Action item ::
Give the number of lines in the records below that include "Systems", and nothing more.

Web page and app entries
= Beginning of Section =
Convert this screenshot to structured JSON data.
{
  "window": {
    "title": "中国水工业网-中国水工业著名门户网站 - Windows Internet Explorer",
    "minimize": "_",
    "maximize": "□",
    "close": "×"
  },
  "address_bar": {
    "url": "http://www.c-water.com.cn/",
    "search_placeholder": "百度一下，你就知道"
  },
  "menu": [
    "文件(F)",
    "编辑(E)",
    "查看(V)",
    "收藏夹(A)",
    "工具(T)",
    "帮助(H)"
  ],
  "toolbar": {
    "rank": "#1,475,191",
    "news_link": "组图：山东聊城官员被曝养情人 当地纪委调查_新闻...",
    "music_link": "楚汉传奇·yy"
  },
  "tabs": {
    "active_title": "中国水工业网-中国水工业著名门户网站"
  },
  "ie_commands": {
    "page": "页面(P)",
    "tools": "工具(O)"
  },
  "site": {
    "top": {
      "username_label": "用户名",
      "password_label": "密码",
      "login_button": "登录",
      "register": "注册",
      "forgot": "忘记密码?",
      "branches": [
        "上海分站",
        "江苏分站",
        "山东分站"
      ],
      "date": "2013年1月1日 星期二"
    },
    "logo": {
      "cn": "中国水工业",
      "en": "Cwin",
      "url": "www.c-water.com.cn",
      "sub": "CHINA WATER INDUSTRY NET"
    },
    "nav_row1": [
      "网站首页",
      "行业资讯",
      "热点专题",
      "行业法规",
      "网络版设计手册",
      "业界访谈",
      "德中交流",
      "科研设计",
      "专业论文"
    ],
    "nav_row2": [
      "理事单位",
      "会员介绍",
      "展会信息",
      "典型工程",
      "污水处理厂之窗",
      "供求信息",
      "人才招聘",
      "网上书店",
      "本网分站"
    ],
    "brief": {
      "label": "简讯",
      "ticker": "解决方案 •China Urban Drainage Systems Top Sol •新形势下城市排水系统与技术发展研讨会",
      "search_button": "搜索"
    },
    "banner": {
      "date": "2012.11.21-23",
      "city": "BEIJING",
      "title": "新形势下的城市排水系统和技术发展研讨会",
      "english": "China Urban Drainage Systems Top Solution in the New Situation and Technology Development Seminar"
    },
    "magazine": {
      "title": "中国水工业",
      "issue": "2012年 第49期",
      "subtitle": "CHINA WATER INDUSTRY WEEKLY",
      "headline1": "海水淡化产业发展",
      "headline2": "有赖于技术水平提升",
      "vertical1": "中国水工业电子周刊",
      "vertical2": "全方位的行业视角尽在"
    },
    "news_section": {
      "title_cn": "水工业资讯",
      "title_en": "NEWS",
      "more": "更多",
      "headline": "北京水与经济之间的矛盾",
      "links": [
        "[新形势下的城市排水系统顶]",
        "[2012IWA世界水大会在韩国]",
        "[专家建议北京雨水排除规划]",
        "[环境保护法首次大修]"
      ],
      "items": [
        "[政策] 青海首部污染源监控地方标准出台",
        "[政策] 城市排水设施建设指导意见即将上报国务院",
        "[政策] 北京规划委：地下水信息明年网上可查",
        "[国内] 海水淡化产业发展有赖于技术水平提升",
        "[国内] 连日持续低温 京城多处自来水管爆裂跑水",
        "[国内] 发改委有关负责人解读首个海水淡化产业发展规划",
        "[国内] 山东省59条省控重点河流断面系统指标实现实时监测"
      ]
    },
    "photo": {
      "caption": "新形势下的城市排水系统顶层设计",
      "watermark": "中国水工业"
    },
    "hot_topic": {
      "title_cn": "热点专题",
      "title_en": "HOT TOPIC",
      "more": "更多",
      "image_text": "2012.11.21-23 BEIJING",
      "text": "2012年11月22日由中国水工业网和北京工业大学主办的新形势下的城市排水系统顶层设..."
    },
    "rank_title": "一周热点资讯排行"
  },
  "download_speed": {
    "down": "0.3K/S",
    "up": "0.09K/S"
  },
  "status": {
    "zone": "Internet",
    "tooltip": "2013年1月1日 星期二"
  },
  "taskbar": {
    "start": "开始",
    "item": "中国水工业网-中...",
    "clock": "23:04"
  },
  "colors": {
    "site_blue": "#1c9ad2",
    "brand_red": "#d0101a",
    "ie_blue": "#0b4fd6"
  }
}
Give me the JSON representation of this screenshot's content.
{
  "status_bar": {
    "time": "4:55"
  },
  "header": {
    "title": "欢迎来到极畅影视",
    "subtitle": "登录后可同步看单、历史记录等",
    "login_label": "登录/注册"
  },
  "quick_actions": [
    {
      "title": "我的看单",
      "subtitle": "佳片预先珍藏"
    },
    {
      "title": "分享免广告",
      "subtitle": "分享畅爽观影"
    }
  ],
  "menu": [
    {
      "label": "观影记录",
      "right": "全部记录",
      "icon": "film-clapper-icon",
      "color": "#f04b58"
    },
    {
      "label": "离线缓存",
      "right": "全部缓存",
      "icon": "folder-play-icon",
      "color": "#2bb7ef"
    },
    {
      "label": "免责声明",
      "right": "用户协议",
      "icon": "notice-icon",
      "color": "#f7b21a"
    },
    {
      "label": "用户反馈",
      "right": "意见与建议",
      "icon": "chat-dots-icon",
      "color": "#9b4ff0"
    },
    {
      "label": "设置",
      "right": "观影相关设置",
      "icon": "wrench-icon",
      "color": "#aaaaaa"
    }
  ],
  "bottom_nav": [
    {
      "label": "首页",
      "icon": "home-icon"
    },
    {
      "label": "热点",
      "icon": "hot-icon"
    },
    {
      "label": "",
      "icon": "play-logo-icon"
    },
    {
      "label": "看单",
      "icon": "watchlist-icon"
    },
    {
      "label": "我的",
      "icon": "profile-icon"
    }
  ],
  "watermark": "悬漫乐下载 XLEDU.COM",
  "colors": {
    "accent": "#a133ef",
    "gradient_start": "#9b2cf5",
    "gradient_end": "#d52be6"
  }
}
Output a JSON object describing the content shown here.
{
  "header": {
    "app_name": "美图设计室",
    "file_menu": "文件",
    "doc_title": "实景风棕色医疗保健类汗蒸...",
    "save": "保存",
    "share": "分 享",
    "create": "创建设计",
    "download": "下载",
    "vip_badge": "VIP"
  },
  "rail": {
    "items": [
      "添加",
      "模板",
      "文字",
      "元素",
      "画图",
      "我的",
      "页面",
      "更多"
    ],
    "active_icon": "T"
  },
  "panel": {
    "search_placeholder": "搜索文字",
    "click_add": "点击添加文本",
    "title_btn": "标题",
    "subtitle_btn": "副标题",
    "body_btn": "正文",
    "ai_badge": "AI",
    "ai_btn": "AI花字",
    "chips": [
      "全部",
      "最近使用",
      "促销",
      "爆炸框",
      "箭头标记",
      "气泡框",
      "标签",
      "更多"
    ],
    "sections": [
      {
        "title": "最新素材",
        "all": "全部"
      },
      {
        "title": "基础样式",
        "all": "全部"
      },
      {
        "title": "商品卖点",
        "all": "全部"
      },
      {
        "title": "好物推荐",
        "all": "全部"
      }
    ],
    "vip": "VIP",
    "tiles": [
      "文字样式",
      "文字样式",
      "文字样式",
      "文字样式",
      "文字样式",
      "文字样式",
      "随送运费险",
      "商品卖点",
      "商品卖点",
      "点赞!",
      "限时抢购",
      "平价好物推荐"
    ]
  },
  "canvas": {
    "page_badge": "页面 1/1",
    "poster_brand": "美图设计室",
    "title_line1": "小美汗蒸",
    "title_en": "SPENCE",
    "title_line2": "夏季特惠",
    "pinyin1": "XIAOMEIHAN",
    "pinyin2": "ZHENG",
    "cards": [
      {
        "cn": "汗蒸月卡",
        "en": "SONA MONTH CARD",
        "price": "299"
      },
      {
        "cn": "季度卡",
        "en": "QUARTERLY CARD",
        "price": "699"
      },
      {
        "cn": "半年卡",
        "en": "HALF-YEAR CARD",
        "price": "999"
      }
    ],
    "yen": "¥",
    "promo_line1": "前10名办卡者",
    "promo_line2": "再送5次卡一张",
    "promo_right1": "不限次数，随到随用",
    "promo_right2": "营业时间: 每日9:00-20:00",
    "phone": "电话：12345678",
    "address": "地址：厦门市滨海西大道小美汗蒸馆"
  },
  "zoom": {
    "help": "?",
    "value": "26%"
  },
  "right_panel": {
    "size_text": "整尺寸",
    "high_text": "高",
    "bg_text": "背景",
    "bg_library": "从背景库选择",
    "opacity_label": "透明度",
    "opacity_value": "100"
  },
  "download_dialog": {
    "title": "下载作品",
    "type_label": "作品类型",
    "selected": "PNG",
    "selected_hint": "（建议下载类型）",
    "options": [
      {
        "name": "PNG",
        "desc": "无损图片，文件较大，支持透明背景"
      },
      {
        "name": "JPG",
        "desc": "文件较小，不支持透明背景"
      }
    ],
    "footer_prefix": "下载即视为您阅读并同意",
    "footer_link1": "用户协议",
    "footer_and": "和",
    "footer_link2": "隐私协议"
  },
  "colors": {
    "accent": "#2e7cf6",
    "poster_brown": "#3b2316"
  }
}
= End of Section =
Response area ::
2